◆ Work to complete ◆
Copy the records out again in full, keeping them identical.

[Items listed in a dataset]

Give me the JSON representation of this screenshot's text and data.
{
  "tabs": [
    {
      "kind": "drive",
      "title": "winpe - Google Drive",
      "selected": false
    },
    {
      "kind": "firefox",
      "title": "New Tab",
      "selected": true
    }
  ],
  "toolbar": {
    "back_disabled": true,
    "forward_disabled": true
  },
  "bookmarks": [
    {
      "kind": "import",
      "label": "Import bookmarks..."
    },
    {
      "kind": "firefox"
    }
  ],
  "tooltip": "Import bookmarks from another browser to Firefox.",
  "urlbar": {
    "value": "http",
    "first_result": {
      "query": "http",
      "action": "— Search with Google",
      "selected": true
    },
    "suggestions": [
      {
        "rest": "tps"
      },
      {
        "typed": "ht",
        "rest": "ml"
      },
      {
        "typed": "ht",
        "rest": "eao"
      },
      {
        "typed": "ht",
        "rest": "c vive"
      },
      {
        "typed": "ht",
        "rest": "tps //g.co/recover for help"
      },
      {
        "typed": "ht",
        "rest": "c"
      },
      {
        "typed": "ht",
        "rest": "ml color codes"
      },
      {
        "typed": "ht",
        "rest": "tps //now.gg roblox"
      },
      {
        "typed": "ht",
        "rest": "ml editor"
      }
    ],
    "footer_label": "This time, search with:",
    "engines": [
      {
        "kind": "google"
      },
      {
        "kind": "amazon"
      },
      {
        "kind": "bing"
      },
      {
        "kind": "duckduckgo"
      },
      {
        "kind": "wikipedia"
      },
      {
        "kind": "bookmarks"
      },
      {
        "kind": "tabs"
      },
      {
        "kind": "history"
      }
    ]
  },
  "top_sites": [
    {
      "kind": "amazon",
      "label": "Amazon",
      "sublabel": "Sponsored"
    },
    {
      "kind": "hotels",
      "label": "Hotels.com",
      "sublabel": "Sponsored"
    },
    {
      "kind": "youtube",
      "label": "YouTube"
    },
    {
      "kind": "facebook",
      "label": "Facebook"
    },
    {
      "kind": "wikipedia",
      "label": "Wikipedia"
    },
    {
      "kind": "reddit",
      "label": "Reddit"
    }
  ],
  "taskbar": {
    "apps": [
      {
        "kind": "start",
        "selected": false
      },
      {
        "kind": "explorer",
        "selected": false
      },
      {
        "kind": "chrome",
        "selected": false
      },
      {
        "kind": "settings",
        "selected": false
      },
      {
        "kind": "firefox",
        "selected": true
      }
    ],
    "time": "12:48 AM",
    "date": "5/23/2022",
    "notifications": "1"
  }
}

◆ Output of the exercise ◆
Give me the JSON representation of this screenshot's text and data.
{
  "tabs": [
    {
      "kind": "drive",
      "title": "winpe - Google Drive",
      "selected": false
    },
    {
      "kind": "firefox",
      "title": "New Tab",
      "selected": true
    }
  ],
  "toolbar": {
    "back_disabled": true,
    "forward_disabled": true
  },
  "bookmarks": [
    {
      "kind": "import",
      "label": "Import bookmarks..."
    },
    {
      "kind": "firefox"
    }
  ],
  "tooltip": "Import bookmarks from another browser to Firefox.",
  "urlbar": {
    "value": "http",
    "first_result": {
      "query": "http",
      "action": "— Search with Google",
      "selected": true
    },
    "suggestions": [
      {
        "rest": "tps"
      },
      {
        "typed": "ht",
        "rest": "ml"
      },
      {
        "typed": "ht",
        "rest": "eao"
      },
      {
        "typed": "ht",
        "rest": "c vive"
      },
      {
        "typed": "ht",
        "rest": "tps //g.co/recover for help"
      },
      {
        "typed": "ht",
        "rest": "c"
      },
      {
        "typed": "ht",
        "rest": "ml color codes"
      },
      {
        "typed": "ht",
        "rest": "tps //now.gg roblox"
      },
      {
        "typed": "ht",
        "rest": "ml editor"
      }
    ],
    "footer_label": "This time, search with:",
    "engines": [
      {
        "kind": "google"
      },
      {
        "kind": "amazon"
      },
      {
        "kind": "bing"
      },
      {
        "kind": "duckduckgo"
      },
      {
        "kind": "wikipedia"
      },
      {
        "kind": "bookmarks"
      },
      {
        "kind": "tabs"
      },
      {
        "kind": "history"
      }
    ]
  },
  "top_sites": [
    {
      "kind": "amazon",
      "label": "Amazon",
      "sublabel": "Sponsored"
    },
    {
      "kind": "hotels",
      "label": "Hotels.com",
      "sublabel": "Sponsored"
    },
    {
      "kind": "youtube",
      "label": "YouTube"
    },
    {
      "kind": "facebook",
      "label": "Facebook"
    },
    {
      "kind": "wikipedia",
      "label": "Wikipedia"
    },
    {
      "kind": "reddit",
      "label": "Reddit"
    }
  ],
  "taskbar": {
    "apps": [
      {
        "kind": "start",
        "selected": false
      },
      {
        "kind": "explorer",
        "selected": false
      },
      {
        "kind": "chrome",
        "selected": false
      },
      {
        "kind": "settings",
        "selected": false
      },
      {
        "kind": "firefox",
        "selected": true
      }
    ],
    "time": "12:48 AM",
    "date": "5/23/2022",
    "notifications": "1"
  }
}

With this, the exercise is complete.